Robert G. BellRobert G. Bell, Ph.D., is president and owner of Drug and Biotechnology Development LLC.

On October 26, 2012, the FDA issued a Form 483 with five observations to the New England Compounding Center, the company at the center of the storm of the fungal meningitis outbreak associated with more than 400 cases reported in almost 20 states with 29 deaths. During the inspection, the FDA observed contaminated products and listed a number of deficiencies regarding conditions in the clean rooms, environmental controls, and quality procedures. You can view the complete FDA Form 483 here.

Good Manufacturing Practice (GMP) manufacture of sterile products and a pharmacy compounding “sterile” products are regulated differently—pharmaceutical manufacturing by Part 211, Title 21 of the Code of Federal Regulations (current GMP) with FDA enforcement versus compounding pharmacies by United States Pharmacopeia (USP) <797> “Pharmaceutical Compounding—Sterile Preparations” with state enforcement. The GMPs for the pharmaceutical industry assure the quality of a commercial drug product for interstate commerce through its listed shelf-life. Compounded sterile preparations (CSP) must be patient specific, based on a prescriber’s order, and the product administered typically within 12 hours of preparation.
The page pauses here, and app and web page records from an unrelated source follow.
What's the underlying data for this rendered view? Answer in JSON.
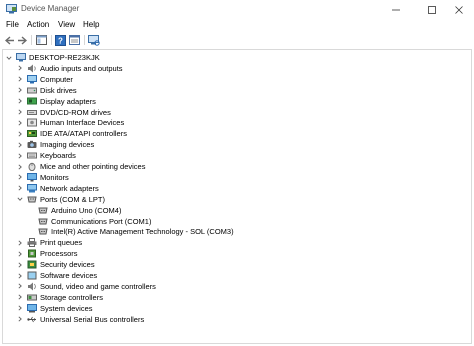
{
  "window": {
    "title": "Device Manager"
  },
  "menu": [
    "File",
    "Action",
    "View",
    "Help"
  ],
  "toolbar": {
    "buttons": [
      "back-icon",
      "forward-icon",
      "show-hide-console-tree-icon",
      "help-icon",
      "properties-icon",
      "scan-hardware-icon"
    ]
  },
  "tree": {
    "root": "DESKTOP-RE23KJK",
    "categories": [
      {
        "label": "Audio inputs and outputs",
        "icon": "speaker-icon",
        "expanded": false
      },
      {
        "label": "Computer",
        "icon": "computer-icon",
        "expanded": false
      },
      {
        "label": "Disk drives",
        "icon": "disk-drive-icon",
        "expanded": false
      },
      {
        "label": "Display adapters",
        "icon": "display-adapter-icon",
        "expanded": false
      },
      {
        "label": "DVD/CD-ROM drives",
        "icon": "dvd-drive-icon",
        "expanded": false
      },
      {
        "label": "Human Interface Devices",
        "icon": "hid-icon",
        "expanded": false
      },
      {
        "label": "IDE ATA/ATAPI controllers",
        "icon": "ide-controller-icon",
        "expanded": false
      },
      {
        "label": "Imaging devices",
        "icon": "camera-icon",
        "expanded": false
      },
      {
        "label": "Keyboards",
        "icon": "keyboard-icon",
        "expanded": false
      },
      {
        "label": "Mice and other pointing devices",
        "icon": "mouse-icon",
        "expanded": false
      },
      {
        "label": "Monitors",
        "icon": "monitor-icon",
        "expanded": false
      },
      {
        "label": "Network adapters",
        "icon": "network-adapter-icon",
        "expanded": false
      },
      {
        "label": "Ports (COM & LPT)",
        "icon": "port-icon",
        "expanded": true,
        "children": [
          "Arduino Uno (COM4)",
          "Communications Port (COM1)",
          "Intel(R) Active Management Technology - SOL (COM3)"
        ]
      },
      {
        "label": "Print queues",
        "icon": "printer-icon",
        "expanded": false
      },
      {
        "label": "Processors",
        "icon": "processor-icon",
        "expanded": false
      },
      {
        "label": "Security devices",
        "icon": "security-device-icon",
        "expanded": false
      },
      {
        "label": "Software devices",
        "icon": "software-device-icon",
        "expanded": false
      },
      {
        "label": "Sound, video and game controllers",
        "icon": "sound-controller-icon",
        "expanded": false
      },
      {
        "label": "Storage controllers",
        "icon": "storage-controller-icon",
        "expanded": false
      },
      {
        "label": "System devices",
        "icon": "system-device-icon",
        "expanded": false
      },
      {
        "label": "Universal Serial Bus controllers",
        "icon": "usb-icon",
        "expanded": false
      }
    ]
  },
  "colors": {
    "accent": "#2b6cb0",
    "border": "#d9d9d9",
    "chevron": "#606060"
  }
}
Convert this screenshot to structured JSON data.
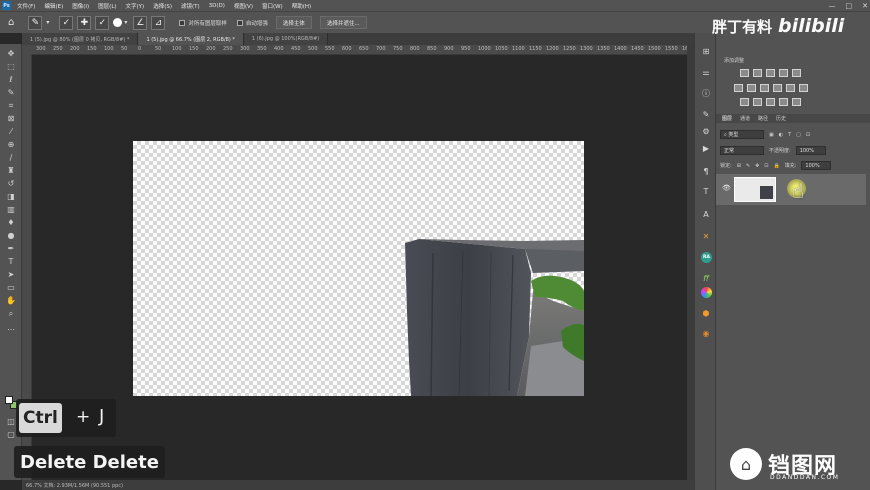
{
  "app": {
    "logo": "Ps",
    "menu": [
      "文件(F)",
      "编辑(E)",
      "图像(I)",
      "图层(L)",
      "文字(Y)",
      "选择(S)",
      "滤镜(T)",
      "3D(D)",
      "视图(V)",
      "窗口(W)",
      "帮助(H)"
    ],
    "window_controls": [
      "—",
      "□",
      "✕"
    ]
  },
  "options_bar": {
    "sample_all_layers": "对所有图层取样",
    "auto_enhance": "自动增强",
    "select_subject": "选择主体",
    "select_and_mask": "选择并遮住..."
  },
  "tabs": [
    {
      "label": "1 (5).jpg @ 80% (图层 0 拷贝, RGB/8#) *"
    },
    {
      "label": "1 (5).jpg @ 66.7% (图层 2, RGB/8) *",
      "active": true
    },
    {
      "label": "1 (6).jpg @ 100%(RGB/8#)"
    }
  ],
  "ruler_ticks": [
    "300",
    "250",
    "200",
    "150",
    "100",
    "50",
    "0",
    "50",
    "100",
    "150",
    "200",
    "250",
    "300",
    "350",
    "400",
    "450",
    "500",
    "550",
    "600",
    "650",
    "700",
    "750",
    "800",
    "850",
    "900",
    "950",
    "1000",
    "1050",
    "1100",
    "1150",
    "1200",
    "1250",
    "1300",
    "1350",
    "1400",
    "1450",
    "1500",
    "1550",
    "1600"
  ],
  "status": "66.7%   文档: 2.93M/1.56M   (90.551 ppc)",
  "panels": {
    "adjustments_title": "添加调整",
    "layers_tabs": [
      "图层",
      "通道",
      "路径",
      "历史"
    ],
    "kind_label": "类型",
    "blend_mode": "正常",
    "opacity_label": "不透明度:",
    "opacity_value": "100%",
    "lock_label": "锁定:",
    "fill_label": "填充:",
    "fill_value": "100%"
  },
  "watermark": {
    "top_cn": "胖丁有料",
    "top_bili": "bilibili",
    "bottom_cn": "铛图网",
    "bottom_en": "DDANDDAN.COM"
  },
  "shortcut": {
    "key1": "Ctrl",
    "plus": "+",
    "key2": "J",
    "action": "Delete Delete"
  },
  "colors": {
    "foreground": "#ffffff",
    "background": "#8ec56d"
  }
}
USP <797> provides the minimumpractice and quality standards for compounded sterile preparations and is suitable for compounding sterile preparations in the appropriate pharmacy setting; however, it is not suitable for GMP production of large batches intended for interstate commerce. USP <797> regulations emphasize the need to maintain high-quality standards for processes, components, and environments for sterile compounding preparations. However, processes and conditions in a “sterile” pharmacy compounding practice are not usually validated; they usually possess adequate in-process controls and testing and are more susceptible to contamination when compared to GMP pharmaceutical manufacturing facilities.

This is evident from the issued FDA 483s. The first observation of the FDA 483 indicates that over 25% of the methylprednisolone vials evaluated visually contained “greenish black foreign matter.” Although sterility was assured by the company’s testing, 50 out of 50 vials tested by the FDA confirmed the presence of viable microbial growth and one vial examined microscopically showed fungal morphological features. The FDA noted that the firm’s environmental monitoring of the clean rooms had bacteria, molds, and overgrowth. These results were not investigated; no identification of the isolates were conducted; no product impact assessments were performed; and the firm has no evidence that any corrective actions were taken to prevent contamination.

The GMPs and Quality-by-Design principles associated with sterile pharmaceutical industry production help assure the identity, purity, potency, stability, and quality of the manufactured drug products through quality risk management, validation, controls, and testing. The USP states, “It is the ultimate responsibility of all personnel who prepare CSPs to understand these fundamental practices and precautions, to develop and implement appropriate procedures, and to continually evaluate these procedures and the quality of final CSPs in order to prevent harm and fatality to patients who are treated with CSPs.”

In this situation, the understanding and quality is lacking. Compounding pharmacies should not be operating as pharmaceutical manufacturers producing thousands of doses for interstate commerce—this does not comply with USP <797> or the GMPs and the quality and stability of the sterile compounded products cannot be assured.